=== Begin Enclosure ===

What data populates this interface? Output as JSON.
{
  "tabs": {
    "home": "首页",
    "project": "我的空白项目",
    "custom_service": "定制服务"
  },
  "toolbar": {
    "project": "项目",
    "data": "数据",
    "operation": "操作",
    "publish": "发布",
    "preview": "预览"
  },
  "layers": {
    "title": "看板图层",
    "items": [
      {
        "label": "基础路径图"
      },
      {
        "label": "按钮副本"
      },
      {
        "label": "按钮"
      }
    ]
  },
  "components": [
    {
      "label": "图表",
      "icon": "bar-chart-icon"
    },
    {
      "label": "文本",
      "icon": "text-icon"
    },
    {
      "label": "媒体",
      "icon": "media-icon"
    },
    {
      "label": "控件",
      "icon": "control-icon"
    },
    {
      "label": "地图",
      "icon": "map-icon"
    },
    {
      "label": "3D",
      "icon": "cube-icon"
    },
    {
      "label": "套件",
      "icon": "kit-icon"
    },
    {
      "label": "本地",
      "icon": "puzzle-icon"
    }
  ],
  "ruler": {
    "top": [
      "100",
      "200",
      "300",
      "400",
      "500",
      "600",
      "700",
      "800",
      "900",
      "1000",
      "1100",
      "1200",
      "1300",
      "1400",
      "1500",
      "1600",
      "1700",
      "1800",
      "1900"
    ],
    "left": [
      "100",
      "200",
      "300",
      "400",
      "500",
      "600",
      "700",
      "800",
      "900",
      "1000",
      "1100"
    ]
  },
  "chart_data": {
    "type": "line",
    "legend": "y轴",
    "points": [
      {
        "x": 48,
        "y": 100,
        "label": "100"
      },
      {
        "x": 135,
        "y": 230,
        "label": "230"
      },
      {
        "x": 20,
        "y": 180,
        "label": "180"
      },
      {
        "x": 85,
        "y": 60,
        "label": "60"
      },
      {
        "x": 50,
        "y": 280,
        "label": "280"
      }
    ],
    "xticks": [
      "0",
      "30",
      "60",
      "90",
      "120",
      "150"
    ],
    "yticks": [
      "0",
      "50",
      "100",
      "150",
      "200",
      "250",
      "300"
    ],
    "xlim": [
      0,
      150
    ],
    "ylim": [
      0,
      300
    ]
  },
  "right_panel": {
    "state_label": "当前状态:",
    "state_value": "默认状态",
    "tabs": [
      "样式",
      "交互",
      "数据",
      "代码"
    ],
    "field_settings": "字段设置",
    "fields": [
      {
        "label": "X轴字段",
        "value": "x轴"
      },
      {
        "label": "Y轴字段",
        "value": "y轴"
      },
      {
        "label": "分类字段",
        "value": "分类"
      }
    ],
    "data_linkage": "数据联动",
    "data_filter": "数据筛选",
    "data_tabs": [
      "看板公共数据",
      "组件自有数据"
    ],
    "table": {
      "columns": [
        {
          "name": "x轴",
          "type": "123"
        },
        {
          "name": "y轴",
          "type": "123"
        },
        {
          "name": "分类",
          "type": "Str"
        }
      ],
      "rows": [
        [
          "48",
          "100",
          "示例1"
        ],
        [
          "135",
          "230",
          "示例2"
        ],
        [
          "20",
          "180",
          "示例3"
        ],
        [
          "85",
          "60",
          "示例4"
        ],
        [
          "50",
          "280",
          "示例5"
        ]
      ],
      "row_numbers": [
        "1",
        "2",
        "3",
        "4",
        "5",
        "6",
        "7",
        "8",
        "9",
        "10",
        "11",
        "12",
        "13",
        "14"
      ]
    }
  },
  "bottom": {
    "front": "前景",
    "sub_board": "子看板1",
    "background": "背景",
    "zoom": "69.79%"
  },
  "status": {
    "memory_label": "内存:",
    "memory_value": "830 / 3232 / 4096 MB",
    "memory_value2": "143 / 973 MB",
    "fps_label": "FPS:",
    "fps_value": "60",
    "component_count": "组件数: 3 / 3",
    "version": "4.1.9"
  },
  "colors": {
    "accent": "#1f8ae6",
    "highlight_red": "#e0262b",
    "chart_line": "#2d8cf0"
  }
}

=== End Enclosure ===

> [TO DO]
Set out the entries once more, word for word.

> [RESPONSE BELOW]
What data populates this interface? Output as JSON.
{
  "tabs": {
    "home": "首页",
    "project": "我的空白项目",
    "custom_service": "定制服务"
  },
  "toolbar": {
    "project": "项目",
    "data": "数据",
    "operation": "操作",
    "publish": "发布",
    "preview": "预览"
  },
  "layers": {
    "title": "看板图层",
    "items": [
      {
        "label": "基础路径图"
      },
      {
        "label": "按钮副本"
      },
      {
        "label": "按钮"
      }
    ]
  },
  "components": [
    {
      "label": "图表",
      "icon": "bar-chart-icon"
    },
    {
      "label": "文本",
      "icon": "text-icon"
    },
    {
      "label": "媒体",
      "icon": "media-icon"
    },
    {
      "label": "控件",
      "icon": "control-icon"
    },
    {
      "label": "地图",
      "icon": "map-icon"
    },
    {
      "label": "3D",
      "icon": "cube-icon"
    },
    {
      "label": "套件",
      "icon": "kit-icon"
    },
    {
      "label": "本地",
      "icon": "puzzle-icon"
    }
  ],
  "ruler": {
    "top": [
      "100",
      "200",
      "300",
      "400",
      "500",
      "600",
      "700",
      "800",
      "900",
      "1000",
      "1100",
      "1200",
      "1300",
      "1400",
      "1500",
      "1600",
      "1700",
      "1800",
      "1900"
    ],
    "left": [
      "100",
      "200",
      "300",
      "400",
      "500",
      "600",
      "700",
      "800",
      "900",
      "1000",
      "1100"
    ]
  },
  "chart_data": {
    "type": "line",
    "legend": "y轴",
    "points": [
      {
        "x": 48,
        "y": 100,
        "label": "100"
      },
      {
        "x": 135,
        "y": 230,
        "label": "230"
      },
      {
        "x": 20,
        "y": 180,
        "label": "180"
      },
      {
        "x": 85,
        "y": 60,
        "label": "60"
      },
      {
        "x": 50,
        "y": 280,
        "label": "280"
      }
    ],
    "xticks": [
      "0",
      "30",
      "60",
      "90",
      "120",
      "150"
    ],
    "yticks": [
      "0",
      "50",
      "100",
      "150",
      "200",
      "250",
      "300"
    ],
    "xlim": [
      0,
      150
    ],
    "ylim": [
      0,
      300
    ]
  },
  "right_panel": {
    "state_label": "当前状态:",
    "state_value": "默认状态",
    "tabs": [
      "样式",
      "交互",
      "数据",
      "代码"
    ],
    "field_settings": "字段设置",
    "fields": [
      {
        "label": "X轴字段",
        "value": "x轴"
      },
      {
        "label": "Y轴字段",
        "value": "y轴"
      },
      {
        "label": "分类字段",
        "value": "分类"
      }
    ],
    "data_linkage": "数据联动",
    "data_filter": "数据筛选",
    "data_tabs": [
      "看板公共数据",
      "组件自有数据"
    ],
    "table": {
      "columns": [
        {
          "name": "x轴",
          "type": "123"
        },
        {
          "name": "y轴",
          "type": "123"
        },
        {
          "name": "分类",
          "type": "Str"
        }
      ],
      "rows": [
        [
          "48",
          "100",
          "示例1"
        ],
        [
          "135",
          "230",
          "示例2"
        ],
        [
          "20",
          "180",
          "示例3"
        ],
        [
          "85",
          "60",
          "示例4"
        ],
        [
          "50",
          "280",
          "示例5"
        ]
      ],
      "row_numbers": [
        "1",
        "2",
        "3",
        "4",
        "5",
        "6",
        "7",
        "8",
        "9",
        "10",
        "11",
        "12",
        "13",
        "14"
      ]
    }
  },
  "bottom": {
    "front": "前景",
    "sub_board": "子看板1",
    "background": "背景",
    "zoom": "69.79%"
  },
  "status": {
    "memory_label": "内存:",
    "memory_value": "830 / 3232 / 4096 MB",
    "memory_value2": "143 / 973 MB",
    "fps_label": "FPS:",
    "fps_value": "60",
    "component_count": "组件数: 3 / 3",
    "version": "4.1.9"
  },
  "colors": {
    "accent": "#1f8ae6",
    "highlight_red": "#e0262b",
    "chart_line": "#2d8cf0"
  }
}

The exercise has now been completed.